▶ About this task
Could you restate all of the records below exactly, with the pictures left out?

Dataset rows describing interfaces:
--------------------------------

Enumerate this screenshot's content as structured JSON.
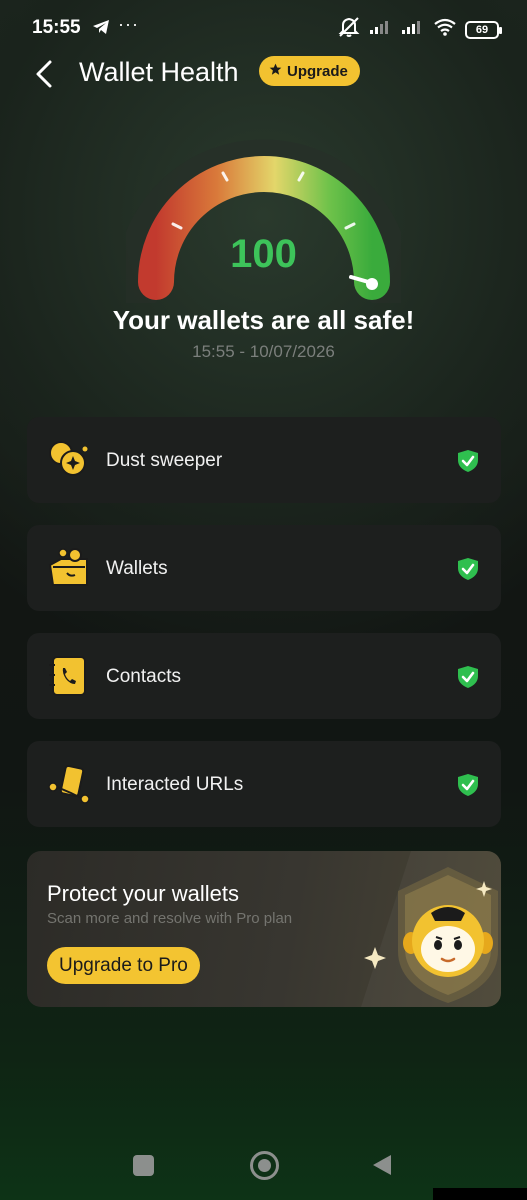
{
  "status": {
    "time": "15:55",
    "more": "···",
    "battery": "69"
  },
  "header": {
    "title": "Wallet Health",
    "upgrade_label": "Upgrade"
  },
  "gauge": {
    "score": "100",
    "level": 1.0
  },
  "summary": {
    "message": "Your wallets are all safe!",
    "timestamp": "15:55 - 10/07/2026"
  },
  "checks": [
    {
      "label": "Dust sweeper",
      "icon": "coins-icon",
      "status": "safe"
    },
    {
      "label": "Wallets",
      "icon": "wallet-folder-icon",
      "status": "safe"
    },
    {
      "label": "Contacts",
      "icon": "contact-book-icon",
      "status": "safe"
    },
    {
      "label": "Interacted URLs",
      "icon": "link-card-icon",
      "status": "safe"
    }
  ],
  "promo": {
    "title": "Protect your wallets",
    "subtitle": "Scan more and resolve with Pro plan",
    "button": "Upgrade to Pro"
  },
  "colors": {
    "accent": "#f2c230",
    "score": "#3dc35a",
    "safe_check": "#2fbf4f",
    "card_bg": "#1d1f1e"
  }
}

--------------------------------

▶ Expected answer
Enumerate this screenshot's content as structured JSON.
{
  "status": {
    "time": "15:55",
    "more": "···",
    "battery": "69"
  },
  "header": {
    "title": "Wallet Health",
    "upgrade_label": "Upgrade"
  },
  "gauge": {
    "score": "100",
    "level": 1.0
  },
  "summary": {
    "message": "Your wallets are all safe!",
    "timestamp": "15:55 - 10/07/2026"
  },
  "checks": [
    {
      "label": "Dust sweeper",
      "icon": "coins-icon",
      "status": "safe"
    },
    {
      "label": "Wallets",
      "icon": "wallet-folder-icon",
      "status": "safe"
    },
    {
      "label": "Contacts",
      "icon": "contact-book-icon",
      "status": "safe"
    },
    {
      "label": "Interacted URLs",
      "icon": "link-card-icon",
      "status": "safe"
    }
  ],
  "promo": {
    "title": "Protect your wallets",
    "subtitle": "Scan more and resolve with Pro plan",
    "button": "Upgrade to Pro"
  },
  "colors": {
    "accent": "#f2c230",
    "score": "#3dc35a",
    "safe_check": "#2fbf4f",
    "card_bg": "#1d1f1e"
  }
}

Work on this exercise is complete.